WORKING DATA Start Marker
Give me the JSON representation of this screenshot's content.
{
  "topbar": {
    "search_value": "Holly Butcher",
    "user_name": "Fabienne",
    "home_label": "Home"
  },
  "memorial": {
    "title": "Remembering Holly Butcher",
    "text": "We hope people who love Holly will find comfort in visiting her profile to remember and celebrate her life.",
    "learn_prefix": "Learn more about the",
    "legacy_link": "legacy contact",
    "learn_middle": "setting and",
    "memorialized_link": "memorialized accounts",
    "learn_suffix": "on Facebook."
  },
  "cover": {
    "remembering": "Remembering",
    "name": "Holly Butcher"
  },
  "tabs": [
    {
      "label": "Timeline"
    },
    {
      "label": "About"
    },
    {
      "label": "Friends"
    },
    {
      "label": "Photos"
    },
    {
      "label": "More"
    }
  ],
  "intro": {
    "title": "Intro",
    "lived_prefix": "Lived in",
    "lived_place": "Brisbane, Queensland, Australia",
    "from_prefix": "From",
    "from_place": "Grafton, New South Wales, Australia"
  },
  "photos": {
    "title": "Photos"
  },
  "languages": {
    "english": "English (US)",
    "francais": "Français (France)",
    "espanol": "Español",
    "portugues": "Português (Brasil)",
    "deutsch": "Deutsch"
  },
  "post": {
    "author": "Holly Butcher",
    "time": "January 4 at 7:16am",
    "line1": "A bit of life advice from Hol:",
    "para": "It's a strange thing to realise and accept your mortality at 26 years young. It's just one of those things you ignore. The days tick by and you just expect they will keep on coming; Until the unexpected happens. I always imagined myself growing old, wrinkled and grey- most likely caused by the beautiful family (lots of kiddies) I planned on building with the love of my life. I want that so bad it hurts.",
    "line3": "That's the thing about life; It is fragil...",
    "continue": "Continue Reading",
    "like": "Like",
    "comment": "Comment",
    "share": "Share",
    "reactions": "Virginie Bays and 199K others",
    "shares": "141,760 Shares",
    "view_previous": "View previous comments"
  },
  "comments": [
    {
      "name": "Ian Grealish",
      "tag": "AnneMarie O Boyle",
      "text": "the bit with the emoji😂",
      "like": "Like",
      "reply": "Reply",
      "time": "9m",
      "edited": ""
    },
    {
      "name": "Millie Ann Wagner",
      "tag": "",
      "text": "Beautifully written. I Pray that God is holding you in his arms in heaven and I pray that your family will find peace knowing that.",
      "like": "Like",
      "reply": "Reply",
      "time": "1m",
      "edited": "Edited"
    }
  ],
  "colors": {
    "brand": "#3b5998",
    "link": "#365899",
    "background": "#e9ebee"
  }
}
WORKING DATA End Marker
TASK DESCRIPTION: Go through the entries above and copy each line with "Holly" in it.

RESULT OF THE EXERCISE:
    "search_value": "Holly Butcher",
    "title": "Remembering Holly Butcher",
    "text": "We hope people who love Holly will find comfort in visiting her profile to remember and celebrate her life.",
    "name": "Holly Butcher"
    "author": "Holly Butcher",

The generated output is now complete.